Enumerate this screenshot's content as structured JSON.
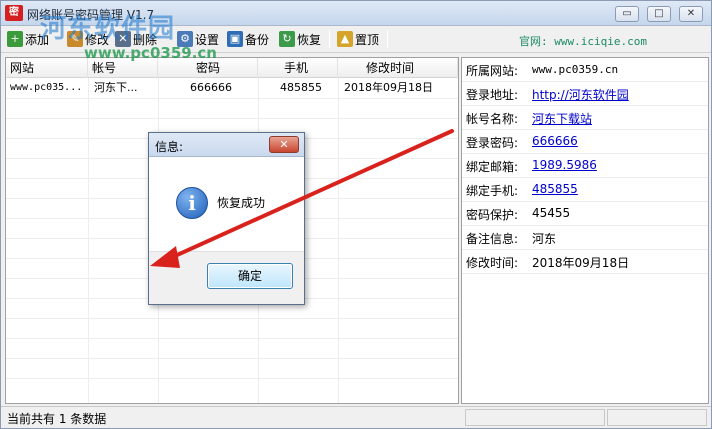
{
  "window": {
    "title": "网络账号密码管理 V1.7",
    "app_icon_text": "密",
    "watermark": "河东软件园",
    "watermark_url": "www.pc0359.cn",
    "minimize_label": "▭",
    "maximize_label": "□",
    "close_label": "✕"
  },
  "toolbar": {
    "add_label": "添加",
    "edit_label": "修改",
    "delete_label": "删除",
    "settings_label": "设置",
    "backup_label": "备份",
    "restore_label": "恢复",
    "pin_label": "置顶",
    "website": "官网: www.iciqie.com"
  },
  "table": {
    "columns": [
      "网站",
      "帐号",
      "密码",
      "手机",
      "修改时间"
    ],
    "rows": [
      [
        "www.pc035...",
        "河东下...",
        "666666",
        "485855",
        "2018年09月18日"
      ]
    ]
  },
  "detail": {
    "rows": [
      {
        "label": "所属网站:",
        "value": "www.pc0359.cn"
      },
      {
        "label": "登录地址:",
        "value": "http://河东软件园"
      },
      {
        "label": "帐号名称:",
        "value": "河东下载站"
      },
      {
        "label": "登录密码:",
        "value": "666666"
      },
      {
        "label": "绑定邮箱:",
        "value": "1989.5986"
      },
      {
        "label": "绑定手机:",
        "value": "485855"
      },
      {
        "label": "密码保护:",
        "value": "45455"
      },
      {
        "label": "备注信息:",
        "value": "河东"
      },
      {
        "label": "修改时间:",
        "value": "2018年09月18日"
      }
    ]
  },
  "status": {
    "text": "当前共有 1 条数据"
  },
  "dialog": {
    "title": "信息:",
    "close_label": "✕",
    "icon": "info-icon",
    "icon_glyph": "i",
    "message": "恢复成功",
    "ok_label": "确定"
  },
  "colors": {
    "arrow": "#d9221c",
    "website": "#1a8a62",
    "link": "#0000cc"
  }
}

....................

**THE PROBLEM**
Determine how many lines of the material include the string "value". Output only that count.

**RESULT**
9